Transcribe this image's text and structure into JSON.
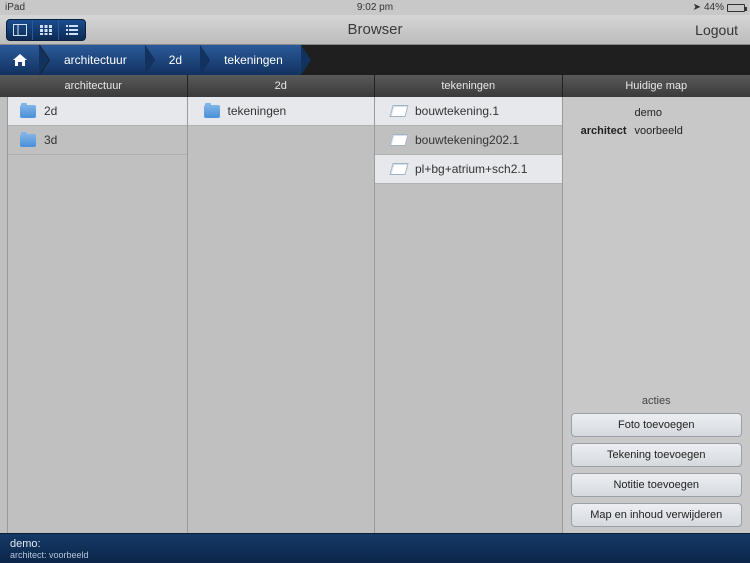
{
  "status": {
    "device": "iPad",
    "time": "9:02 pm",
    "battery_pct": "44%",
    "location_icon": "➤"
  },
  "header": {
    "title": "Browser",
    "logout": "Logout"
  },
  "breadcrumb": {
    "items": [
      "architectuur",
      "2d",
      "tekeningen"
    ]
  },
  "columns": {
    "headers": [
      "architectuur",
      "2d",
      "tekeningen",
      "Huidige map"
    ],
    "col0": [
      {
        "label": "2d"
      },
      {
        "label": "3d"
      }
    ],
    "col1": [
      {
        "label": "tekeningen"
      }
    ],
    "col2": [
      {
        "label": "bouwtekening.1"
      },
      {
        "label": "bouwtekening202.1"
      },
      {
        "label": "pl+bg+atrium+sch2.1"
      }
    ]
  },
  "details": {
    "name_value": "demo",
    "architect_label": "architect",
    "architect_value": "voorbeeld",
    "acties_label": "acties",
    "actions": [
      "Foto toevoegen",
      "Tekening toevoegen",
      "Notitie toevoegen",
      "Map en inhoud verwijderen"
    ]
  },
  "footer": {
    "line1": "demo:",
    "line2": "architect: voorbeeld"
  }
}
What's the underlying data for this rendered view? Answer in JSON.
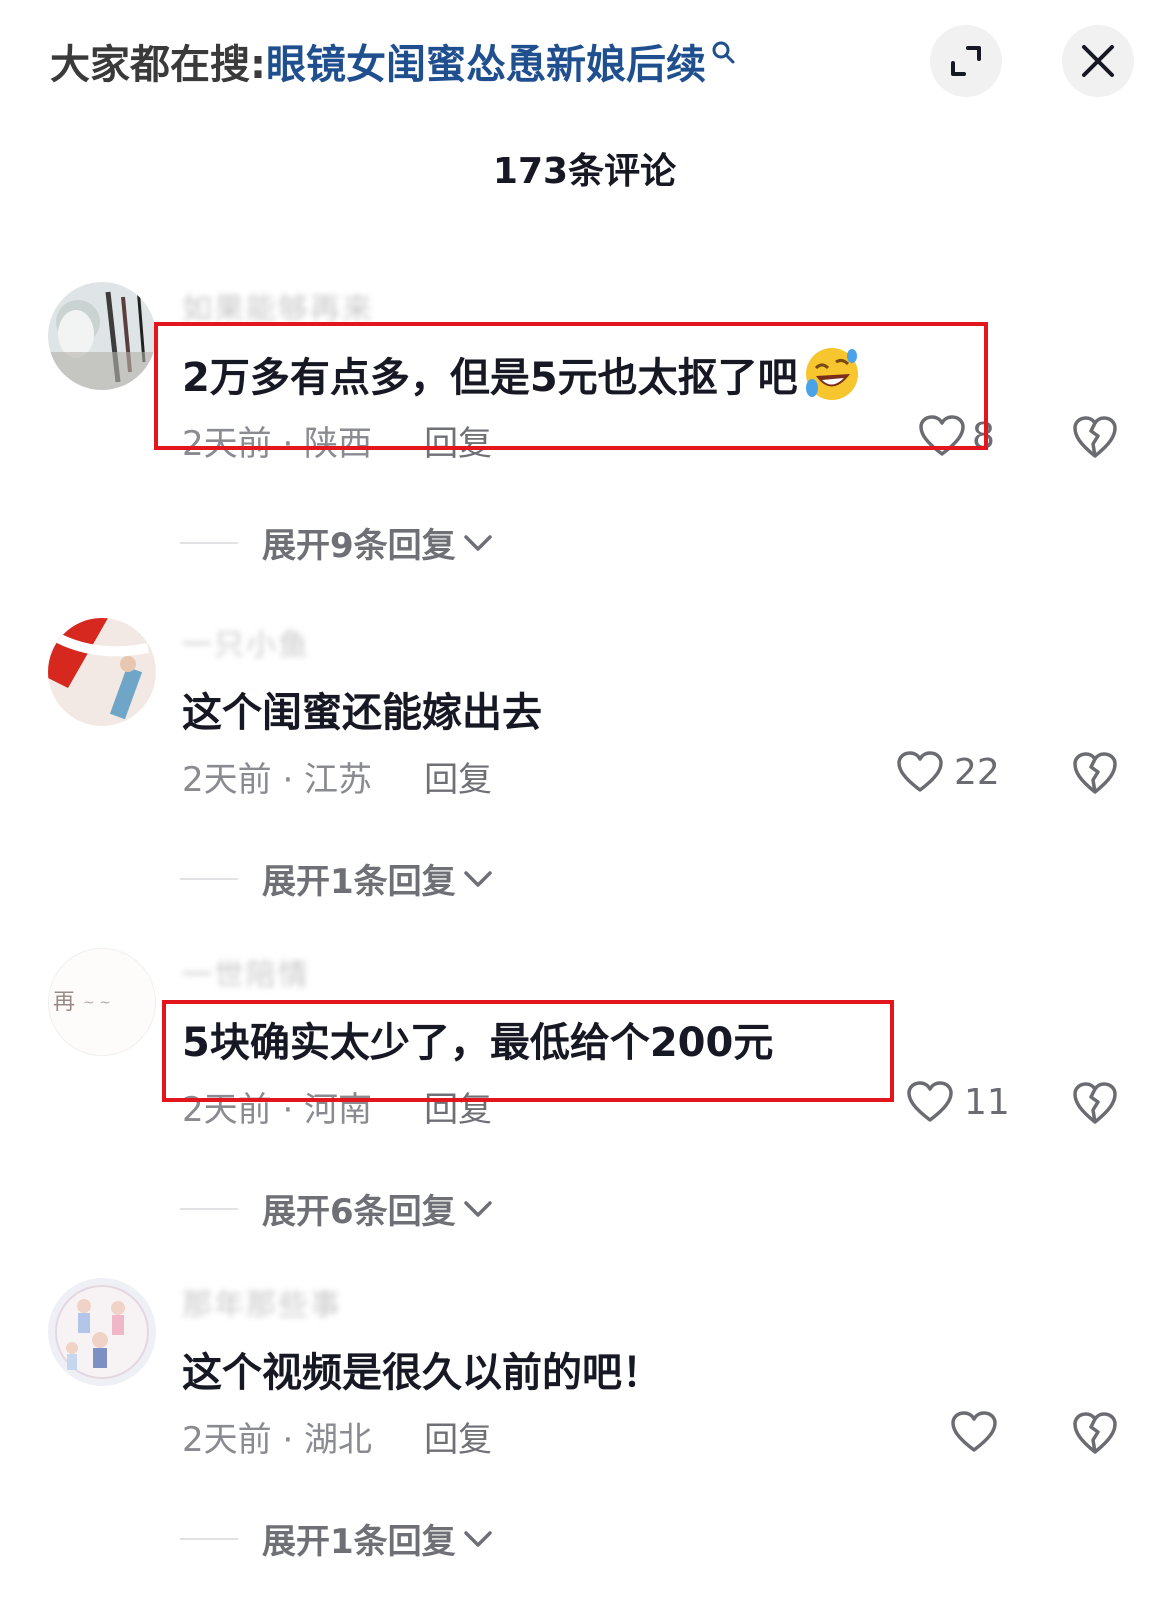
{
  "header": {
    "search_prefix": "大家都在搜:",
    "search_query": "眼镜女闺蜜怂恿新娘后续",
    "comment_count": "173条评论"
  },
  "comments": [
    {
      "username": "如果能够再来",
      "text": "2万多有点多，但是5元也太抠了吧",
      "emoji": "rofl-emoji",
      "time": "2天前 · 陕西",
      "reply": "回复",
      "likes": "8",
      "expand": "展开9条回复",
      "highlighted": true
    },
    {
      "username": "一只小鱼",
      "text": "这个闺蜜还能嫁出去",
      "time": "2天前 · 江苏",
      "reply": "回复",
      "likes": "22",
      "expand": "展开1条回复",
      "highlighted": false
    },
    {
      "username": "一世陪情",
      "text": "5块确实太少了，最低给个200元",
      "time": "2天前 · 河南",
      "reply": "回复",
      "likes": "11",
      "expand": "展开6条回复",
      "highlighted": true
    },
    {
      "username": "那年那些事",
      "text": "这个视频是很久以前的吧！",
      "time": "2天前 · 湖北",
      "reply": "回复",
      "likes": "",
      "expand": "展开1条回复",
      "highlighted": false
    }
  ],
  "colors": {
    "highlight_box": "#e3161e",
    "search_query": "#1f4f8f"
  }
}
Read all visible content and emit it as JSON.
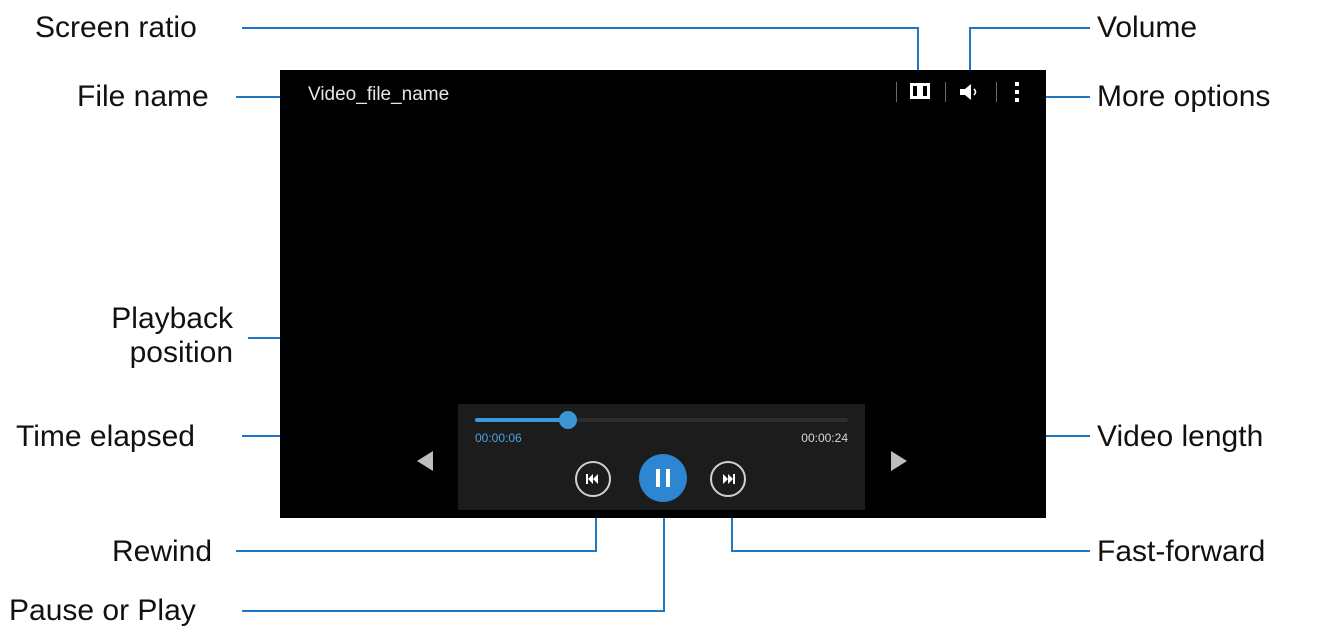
{
  "player": {
    "file_name": "Video_file_name",
    "time_elapsed": "00:00:06",
    "video_length": "00:00:24",
    "progress_fraction": 0.25,
    "accent_color": "#2c86d2",
    "icons": [
      "screen-ratio-icon",
      "volume-icon",
      "more-options-icon",
      "rewind-icon",
      "pause-icon",
      "fast-forward-icon",
      "previous-arrow-icon",
      "next-arrow-icon"
    ]
  },
  "callouts": {
    "screen_ratio": "Screen ratio",
    "file_name": "File name",
    "playback_position_line1": "Playback",
    "playback_position_line2": "position",
    "time_elapsed": "Time elapsed",
    "rewind": "Rewind",
    "pause_or_play": "Pause or Play",
    "volume": "Volume",
    "more_options": "More options",
    "video_length": "Video length",
    "fast_forward": "Fast-forward"
  }
}
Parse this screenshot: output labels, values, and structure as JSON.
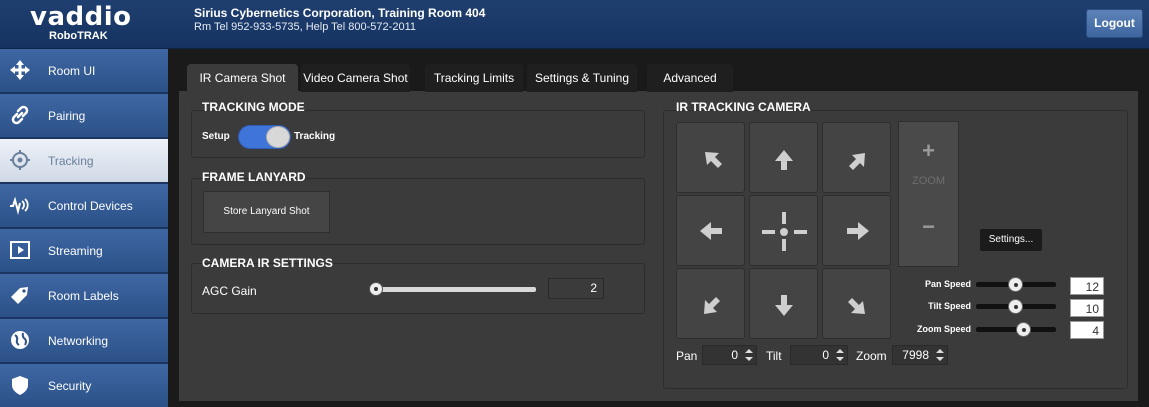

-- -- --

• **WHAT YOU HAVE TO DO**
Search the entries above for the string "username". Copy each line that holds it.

• **OUTPUT OF THE EXERCISE**
      "username": "如果能够再来",
      "username": "一只小鱼",
      "username": "一世陪情",
      "username": "那年那些事",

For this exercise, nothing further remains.